══ Records provided ══
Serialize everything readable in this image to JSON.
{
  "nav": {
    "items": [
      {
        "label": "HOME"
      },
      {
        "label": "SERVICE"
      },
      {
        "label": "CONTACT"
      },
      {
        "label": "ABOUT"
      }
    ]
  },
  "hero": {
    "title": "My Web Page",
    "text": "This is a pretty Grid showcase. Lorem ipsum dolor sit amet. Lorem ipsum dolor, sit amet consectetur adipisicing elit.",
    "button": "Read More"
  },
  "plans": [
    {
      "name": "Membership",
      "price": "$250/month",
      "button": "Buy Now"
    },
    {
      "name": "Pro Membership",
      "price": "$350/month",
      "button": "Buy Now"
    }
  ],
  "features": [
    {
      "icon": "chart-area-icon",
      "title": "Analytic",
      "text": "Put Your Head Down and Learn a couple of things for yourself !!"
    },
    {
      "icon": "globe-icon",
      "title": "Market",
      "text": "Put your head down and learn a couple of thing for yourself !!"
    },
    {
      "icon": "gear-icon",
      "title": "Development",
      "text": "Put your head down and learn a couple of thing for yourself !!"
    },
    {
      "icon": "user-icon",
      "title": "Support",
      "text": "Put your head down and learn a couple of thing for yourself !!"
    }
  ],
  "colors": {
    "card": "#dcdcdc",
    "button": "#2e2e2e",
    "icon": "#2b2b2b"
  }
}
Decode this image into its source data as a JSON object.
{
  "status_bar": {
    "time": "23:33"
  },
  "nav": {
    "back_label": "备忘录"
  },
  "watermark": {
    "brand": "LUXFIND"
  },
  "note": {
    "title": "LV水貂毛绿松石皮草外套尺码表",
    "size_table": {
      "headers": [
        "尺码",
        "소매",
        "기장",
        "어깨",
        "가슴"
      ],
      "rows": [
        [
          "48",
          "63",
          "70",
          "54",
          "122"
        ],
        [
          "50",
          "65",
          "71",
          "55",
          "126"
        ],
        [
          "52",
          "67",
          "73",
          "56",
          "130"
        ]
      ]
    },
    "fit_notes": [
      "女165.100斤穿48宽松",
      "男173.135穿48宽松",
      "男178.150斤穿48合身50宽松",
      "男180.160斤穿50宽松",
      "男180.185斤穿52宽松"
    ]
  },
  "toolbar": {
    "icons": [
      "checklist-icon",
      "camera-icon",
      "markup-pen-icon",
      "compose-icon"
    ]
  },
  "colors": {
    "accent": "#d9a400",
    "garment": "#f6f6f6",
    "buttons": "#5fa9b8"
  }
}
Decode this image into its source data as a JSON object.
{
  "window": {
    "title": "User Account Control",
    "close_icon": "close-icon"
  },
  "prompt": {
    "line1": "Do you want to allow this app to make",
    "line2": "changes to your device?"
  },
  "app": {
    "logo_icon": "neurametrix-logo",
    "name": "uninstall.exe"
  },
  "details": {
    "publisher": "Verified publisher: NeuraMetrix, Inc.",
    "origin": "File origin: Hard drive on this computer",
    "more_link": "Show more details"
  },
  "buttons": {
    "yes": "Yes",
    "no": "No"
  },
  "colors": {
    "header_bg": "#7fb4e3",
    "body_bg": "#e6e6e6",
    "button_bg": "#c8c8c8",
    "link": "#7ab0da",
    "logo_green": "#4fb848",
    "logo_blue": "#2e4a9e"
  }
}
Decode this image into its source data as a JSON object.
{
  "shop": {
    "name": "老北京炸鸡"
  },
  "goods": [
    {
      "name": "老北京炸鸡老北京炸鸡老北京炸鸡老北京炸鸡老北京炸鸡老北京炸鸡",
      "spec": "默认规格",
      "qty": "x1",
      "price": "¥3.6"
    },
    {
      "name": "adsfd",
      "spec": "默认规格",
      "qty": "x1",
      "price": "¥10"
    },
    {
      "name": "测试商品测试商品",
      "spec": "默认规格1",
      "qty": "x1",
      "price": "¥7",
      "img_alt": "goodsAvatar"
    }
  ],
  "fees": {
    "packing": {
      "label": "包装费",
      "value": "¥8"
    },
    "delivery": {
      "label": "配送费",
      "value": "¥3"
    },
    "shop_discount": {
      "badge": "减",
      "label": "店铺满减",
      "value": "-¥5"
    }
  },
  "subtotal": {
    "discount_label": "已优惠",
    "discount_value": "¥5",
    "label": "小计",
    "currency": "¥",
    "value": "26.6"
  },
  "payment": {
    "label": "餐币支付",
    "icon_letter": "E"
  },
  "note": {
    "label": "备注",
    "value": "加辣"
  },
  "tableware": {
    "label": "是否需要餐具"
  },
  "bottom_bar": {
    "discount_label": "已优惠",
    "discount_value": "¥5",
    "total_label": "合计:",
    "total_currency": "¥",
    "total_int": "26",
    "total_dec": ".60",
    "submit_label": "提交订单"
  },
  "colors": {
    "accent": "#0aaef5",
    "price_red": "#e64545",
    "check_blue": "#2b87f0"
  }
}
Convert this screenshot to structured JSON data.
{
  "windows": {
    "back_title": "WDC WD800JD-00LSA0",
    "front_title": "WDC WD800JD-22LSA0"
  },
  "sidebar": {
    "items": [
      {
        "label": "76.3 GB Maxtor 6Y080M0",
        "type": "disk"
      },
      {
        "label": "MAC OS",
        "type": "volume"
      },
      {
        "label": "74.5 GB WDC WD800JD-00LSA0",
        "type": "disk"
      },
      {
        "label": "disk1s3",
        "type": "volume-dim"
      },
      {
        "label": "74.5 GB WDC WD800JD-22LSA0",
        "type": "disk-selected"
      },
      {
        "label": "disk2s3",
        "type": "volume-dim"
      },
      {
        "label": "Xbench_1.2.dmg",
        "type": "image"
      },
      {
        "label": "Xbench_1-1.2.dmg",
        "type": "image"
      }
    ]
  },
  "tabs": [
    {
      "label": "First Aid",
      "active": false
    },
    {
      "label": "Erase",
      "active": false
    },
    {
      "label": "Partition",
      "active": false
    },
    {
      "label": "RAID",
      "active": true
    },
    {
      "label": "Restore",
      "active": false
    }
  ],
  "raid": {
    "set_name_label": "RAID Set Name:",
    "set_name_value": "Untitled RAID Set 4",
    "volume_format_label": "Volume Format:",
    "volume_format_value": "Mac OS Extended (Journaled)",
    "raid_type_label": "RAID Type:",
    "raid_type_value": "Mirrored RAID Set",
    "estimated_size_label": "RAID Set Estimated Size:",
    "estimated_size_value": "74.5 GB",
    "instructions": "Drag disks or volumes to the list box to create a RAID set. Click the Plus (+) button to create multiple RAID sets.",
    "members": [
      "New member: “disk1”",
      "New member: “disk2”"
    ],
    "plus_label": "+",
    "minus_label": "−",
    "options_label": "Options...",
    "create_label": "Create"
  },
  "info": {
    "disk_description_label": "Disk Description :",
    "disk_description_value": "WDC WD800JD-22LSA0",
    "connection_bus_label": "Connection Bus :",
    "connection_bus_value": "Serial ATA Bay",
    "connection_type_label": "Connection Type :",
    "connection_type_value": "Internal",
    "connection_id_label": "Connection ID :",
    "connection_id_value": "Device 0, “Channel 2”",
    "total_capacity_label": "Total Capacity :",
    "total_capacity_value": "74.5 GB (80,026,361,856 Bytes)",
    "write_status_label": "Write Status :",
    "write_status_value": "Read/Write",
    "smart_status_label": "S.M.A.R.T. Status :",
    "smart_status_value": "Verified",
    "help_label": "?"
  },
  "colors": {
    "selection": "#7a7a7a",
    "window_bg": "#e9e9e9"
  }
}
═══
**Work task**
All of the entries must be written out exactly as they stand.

**Written response**
Serialize everything readable in this image to JSON.
{
  "nav": {
    "items": [
      {
        "label": "HOME"
      },
      {
        "label": "SERVICE"
      },
      {
        "label": "CONTACT"
      },
      {
        "label": "ABOUT"
      }
    ]
  },
  "hero": {
    "title": "My Web Page",
    "text": "This is a pretty Grid showcase. Lorem ipsum dolor sit amet. Lorem ipsum dolor, sit amet consectetur adipisicing elit.",
    "button": "Read More"
  },
  "plans": [
    {
      "name": "Membership",
      "price": "$250/month",
      "button": "Buy Now"
    },
    {
      "name": "Pro Membership",
      "price": "$350/month",
      "button": "Buy Now"
    }
  ],
  "features": [
    {
      "icon": "chart-area-icon",
      "title": "Analytic",
      "text": "Put Your Head Down and Learn a couple of things for yourself !!"
    },
    {
      "icon": "globe-icon",
      "title": "Market",
      "text": "Put your head down and learn a couple of thing for yourself !!"
    },
    {
      "icon": "gear-icon",
      "title": "Development",
      "text": "Put your head down and learn a couple of thing for yourself !!"
    },
    {
      "icon": "user-icon",
      "title": "Support",
      "text": "Put your head down and learn a couple of thing for yourself !!"
    }
  ],
  "colors": {
    "card": "#dcdcdc",
    "button": "#2e2e2e",
    "icon": "#2b2b2b"
  }
}
Decode this image into its source data as a JSON object.
{
  "status_bar": {
    "time": "23:33"
  },
  "nav": {
    "back_label": "备忘录"
  },
  "watermark": {
    "brand": "LUXFIND"
  },
  "note": {
    "title": "LV水貂毛绿松石皮草外套尺码表",
    "size_table": {
      "headers": [
        "尺码",
        "소매",
        "기장",
        "어깨",
        "가슴"
      ],
      "rows": [
        [
          "48",
          "63",
          "70",
          "54",
          "122"
        ],
        [
          "50",
          "65",
          "71",
          "55",
          "126"
        ],
        [
          "52",
          "67",
          "73",
          "56",
          "130"
        ]
      ]
    },
    "fit_notes": [
      "女165.100斤穿48宽松",
      "男173.135穿48宽松",
      "男178.150斤穿48合身50宽松",
      "男180.160斤穿50宽松",
      "男180.185斤穿52宽松"
    ]
  },
  "toolbar": {
    "icons": [
      "checklist-icon",
      "camera-icon",
      "markup-pen-icon",
      "compose-icon"
    ]
  },
  "colors": {
    "accent": "#d9a400",
    "garment": "#f6f6f6",
    "buttons": "#5fa9b8"
  }
}
Decode this image into its source data as a JSON object.
{
  "window": {
    "title": "User Account Control",
    "close_icon": "close-icon"
  },
  "prompt": {
    "line1": "Do you want to allow this app to make",
    "line2": "changes to your device?"
  },
  "app": {
    "logo_icon": "neurametrix-logo",
    "name": "uninstall.exe"
  },
  "details": {
    "publisher": "Verified publisher: NeuraMetrix, Inc.",
    "origin": "File origin: Hard drive on this computer",
    "more_link": "Show more details"
  },
  "buttons": {
    "yes": "Yes",
    "no": "No"
  },
  "colors": {
    "header_bg": "#7fb4e3",
    "body_bg": "#e6e6e6",
    "button_bg": "#c8c8c8",
    "link": "#7ab0da",
    "logo_green": "#4fb848",
    "logo_blue": "#2e4a9e"
  }
}
Decode this image into its source data as a JSON object.
{
  "shop": {
    "name": "老北京炸鸡"
  },
  "goods": [
    {
      "name": "老北京炸鸡老北京炸鸡老北京炸鸡老北京炸鸡老北京炸鸡老北京炸鸡",
      "spec": "默认规格",
      "qty": "x1",
      "price": "¥3.6"
    },
    {
      "name": "adsfd",
      "spec": "默认规格",
      "qty": "x1",
      "price": "¥10"
    },
    {
      "name": "测试商品测试商品",
      "spec": "默认规格1",
      "qty": "x1",
      "price": "¥7",
      "img_alt": "goodsAvatar"
    }
  ],
  "fees": {
    "packing": {
      "label": "包装费",
      "value": "¥8"
    },
    "delivery": {
      "label": "配送费",
      "value": "¥3"
    },
    "shop_discount": {
      "badge": "减",
      "label": "店铺满减",
      "value": "-¥5"
    }
  },
  "subtotal": {
    "discount_label": "已优惠",
    "discount_value": "¥5",
    "label": "小计",
    "currency": "¥",
    "value": "26.6"
  },
  "payment": {
    "label": "餐币支付",
    "icon_letter": "E"
  },
  "note": {
    "label": "备注",
    "value": "加辣"
  },
  "tableware": {
    "label": "是否需要餐具"
  },
  "bottom_bar": {
    "discount_label": "已优惠",
    "discount_value": "¥5",
    "total_label": "合计:",
    "total_currency": "¥",
    "total_int": "26",
    "total_dec": ".60",
    "submit_label": "提交订单"
  },
  "colors": {
    "accent": "#0aaef5",
    "price_red": "#e64545",
    "check_blue": "#2b87f0"
  }
}
Convert this screenshot to structured JSON data.
{
  "windows": {
    "back_title": "WDC WD800JD-00LSA0",
    "front_title": "WDC WD800JD-22LSA0"
  },
  "sidebar": {
    "items": [
      {
        "label": "76.3 GB Maxtor 6Y080M0",
        "type": "disk"
      },
      {
        "label": "MAC OS",
        "type": "volume"
      },
      {
        "label": "74.5 GB WDC WD800JD-00LSA0",
        "type": "disk"
      },
      {
        "label": "disk1s3",
        "type": "volume-dim"
      },
      {
        "label": "74.5 GB WDC WD800JD-22LSA0",
        "type": "disk-selected"
      },
      {
        "label": "disk2s3",
        "type": "volume-dim"
      },
      {
        "label": "Xbench_1.2.dmg",
        "type": "image"
      },
      {
        "label": "Xbench_1-1.2.dmg",
        "type": "image"
      }
    ]
  },
  "tabs": [
    {
      "label": "First Aid",
      "active": false
    },
    {
      "label": "Erase",
      "active": false
    },
    {
      "label": "Partition",
      "active": false
    },
    {
      "label": "RAID",
      "active": true
    },
    {
      "label": "Restore",
      "active": false
    }
  ],
  "raid": {
    "set_name_label": "RAID Set Name:",
    "set_name_value": "Untitled RAID Set 4",
    "volume_format_label": "Volume Format:",
    "volume_format_value": "Mac OS Extended (Journaled)",
    "raid_type_label": "RAID Type:",
    "raid_type_value": "Mirrored RAID Set",
    "estimated_size_label": "RAID Set Estimated Size:",
    "estimated_size_value": "74.5 GB",
    "instructions": "Drag disks or volumes to the list box to create a RAID set. Click the Plus (+) button to create multiple RAID sets.",
    "members": [
      "New member: “disk1”",
      "New member: “disk2”"
    ],
    "plus_label": "+",
    "minus_label": "−",
    "options_label": "Options...",
    "create_label": "Create"
  },
  "info": {
    "disk_description_label": "Disk Description :",
    "disk_description_value": "WDC WD800JD-22LSA0",
    "connection_bus_label": "Connection Bus :",
    "connection_bus_value": "Serial ATA Bay",
    "connection_type_label": "Connection Type :",
    "connection_type_value": "Internal",
    "connection_id_label": "Connection ID :",
    "connection_id_value": "Device 0, “Channel 2”",
    "total_capacity_label": "Total Capacity :",
    "total_capacity_value": "74.5 GB (80,026,361,856 Bytes)",
    "write_status_label": "Write Status :",
    "write_status_value": "Read/Write",
    "smart_status_label": "S.M.A.R.T. Status :",
    "smart_status_value": "Verified",
    "help_label": "?"
  },
  "colors": {
    "selection": "#7a7a7a",
    "window_bg": "#e9e9e9"
  }
}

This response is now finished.